The presentation of this project will include the video, printed posters of the spaceships, and printed text about the process. In person I'll talk about the process and emotional journey.
“Purr ”is an emotional healing app for overseas students.
Purr is your friend, aiming at study, finance, health and other aspects to ease the anxiety of overseas students. It also has special problems for ITPers.
Let's purr purr purr…
'I See You' is a surveillance project that brings to light privacy vulnerabilities in wifi networks and what they can expose about people and their location data. It uses consumer level free and/or minimal costing hardware and software to monitor device locations throughout the ITP floor which are then visualized on a digital floor map in real time.
The project has fun visual component by showing people on the ITP floor represented by their device's MAC address.

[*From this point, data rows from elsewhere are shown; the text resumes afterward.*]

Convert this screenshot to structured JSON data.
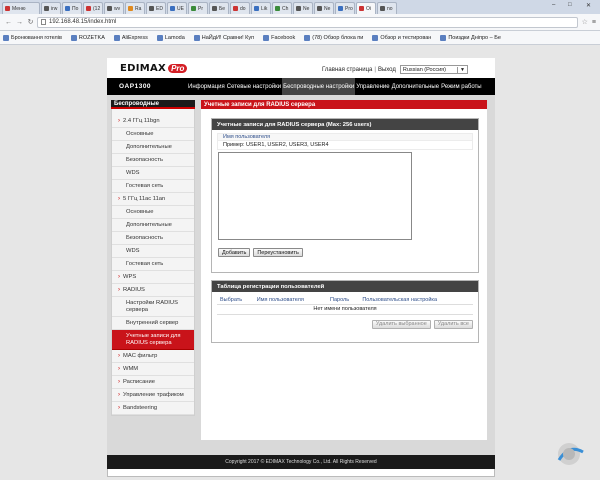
{
  "browser": {
    "tabs": [
      {
        "label": "Меню",
        "fav": "r",
        "active": false
      },
      {
        "label": "irw",
        "fav": "k",
        "active": false
      },
      {
        "label": "По",
        "fav": "b",
        "active": false
      },
      {
        "label": "(12",
        "fav": "r",
        "active": false
      },
      {
        "label": "wv",
        "fav": "k",
        "active": false
      },
      {
        "label": "Ra",
        "fav": "o",
        "active": false
      },
      {
        "label": "ED",
        "fav": "k",
        "active": false
      },
      {
        "label": "UE",
        "fav": "b",
        "active": false
      },
      {
        "label": "Pr",
        "fav": "g",
        "active": false
      },
      {
        "label": "Бе",
        "fav": "k",
        "active": false
      },
      {
        "label": "do",
        "fav": "r",
        "active": false
      },
      {
        "label": "Lik",
        "fav": "b",
        "active": false
      },
      {
        "label": "Ch",
        "fav": "g",
        "active": false
      },
      {
        "label": "Ne",
        "fav": "k",
        "active": false
      },
      {
        "label": "Ne",
        "fav": "k",
        "active": false
      },
      {
        "label": "Pro",
        "fav": "b",
        "active": false
      },
      {
        "label": "Oi",
        "fav": "r",
        "active": true
      },
      {
        "label": "no",
        "fav": "k",
        "active": false
      }
    ],
    "url": "192.168.48.15/index.html",
    "bookmarks": [
      "Бронювання готелів",
      "ROZETKA",
      "AliExpress",
      "Lamoda",
      "НаЙдИ! Сравни! Куп",
      "Facebook",
      "(78) Обзор блока пи",
      "Обзор и тестирован",
      "Поиздки Дніпро – Бе"
    ]
  },
  "router": {
    "logo_text": "EDIMAX",
    "logo_badge": "Pro",
    "top_link_home": "Главная страница",
    "top_link_logout": "Выход",
    "language": "Russian (Россия)",
    "model": "OAP1300",
    "nav": [
      "Информация",
      "Сетевые настройки",
      "Беспроводные настройки",
      "Управление",
      "Дополнительные",
      "Режим работы"
    ],
    "sidebar": {
      "title": "Беспроводные",
      "items": [
        {
          "label": "2.4 ГГц 11bgn",
          "level": "top"
        },
        {
          "label": "Основные",
          "level": "sub"
        },
        {
          "label": "Дополнительные",
          "level": "sub"
        },
        {
          "label": "Безопасность",
          "level": "sub"
        },
        {
          "label": "WDS",
          "level": "sub"
        },
        {
          "label": "Гостевая сеть",
          "level": "sub"
        },
        {
          "label": "5 ГГц 11ac 11an",
          "level": "top"
        },
        {
          "label": "Основные",
          "level": "sub"
        },
        {
          "label": "Дополнительные",
          "level": "sub"
        },
        {
          "label": "Безопасность",
          "level": "sub"
        },
        {
          "label": "WDS",
          "level": "sub"
        },
        {
          "label": "Гостевая сеть",
          "level": "sub"
        },
        {
          "label": "WPS",
          "level": "top"
        },
        {
          "label": "RADIUS",
          "level": "top"
        },
        {
          "label": "Настройки RADIUS сервера",
          "level": "sub-tall"
        },
        {
          "label": "Внутренний сервер",
          "level": "sub"
        },
        {
          "label": "Учетные записи для RADIUS сервера",
          "level": "active"
        },
        {
          "label": "MAC фильтр",
          "level": "top"
        },
        {
          "label": "WMM",
          "level": "top"
        },
        {
          "label": "Расписание",
          "level": "top"
        },
        {
          "label": "Управление трафиком",
          "level": "top"
        },
        {
          "label": "Bandsteering",
          "level": "top"
        }
      ]
    },
    "content_title": "Учетные записи для RADIUS сервера",
    "accounts_panel": {
      "header": "Учетные записи для RADIUS сервера (Max: 256 users)",
      "field_label": "Имя пользователя",
      "example": "Пример: USER1, USER2, USER3, USER4",
      "textarea_value": "",
      "add_button": "Добавить",
      "reset_button": "Переустановить"
    },
    "table_panel": {
      "header": "Таблица регистрации пользователей",
      "columns": [
        "Выбрать",
        "Имя пользователя",
        "Пароль",
        "Пользовательская настройка"
      ],
      "empty_text": "Нет имени пользователя",
      "delete_selected": "Удалить выбранное",
      "delete_all": "Удалить все"
    },
    "footer": "Copyright 2017 © EDIMAX Technology Co., Ltd. All Rights Reserved"
  }
}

However, by displaying such information it also encourages viewers to think about questions like:
What is a network?
What are you giving up to be a part of one?
Knowing what you are giving up, would you still want to be a part of the network?
* This is currently prototyped with one access point by the show we will have all access points on the floor mapped
Perspectives in the National Parks is a project that shows the various way of seeing of four national parks which are Yellowstone, Acadia, Grand Canyon, Great Smoky Mountains national parks through the map collection, “Mapping the National Parks” from Library of Congress in the US. This project will explore the gap between the old way of cartography and modern style like google maps. In nowadays, people can variously see the maps on the web like street view, satellite view but people only see the technology in there. However, old maps which are drawn by hands of cartographer only shows one perspective, but people can feel the human touch and cartographer's endeavor. In this project, I want to show different aspects of the old maps and also, reveal the cartographer who made the maps by there physical effort.
Wave Stitcher is an e-textile exploration. Inspired by our Intro to Wearables class lectures on Construction Methods, Environment & Slow fashion, I wanted to explore creating textiles that reflect moments in nature that I feel connected to. Maybe one way to increase the longevity of our garments' life cycle is to embed them with a connection of a place we love to be reminded of. In this case I use the ocean/sky color gradation of a misty day out at Big Sur, California. The conductive yarn rows connect when the bottom button is connected, turning on a row of LEDs in the back that mirror the scarf's wave stitch.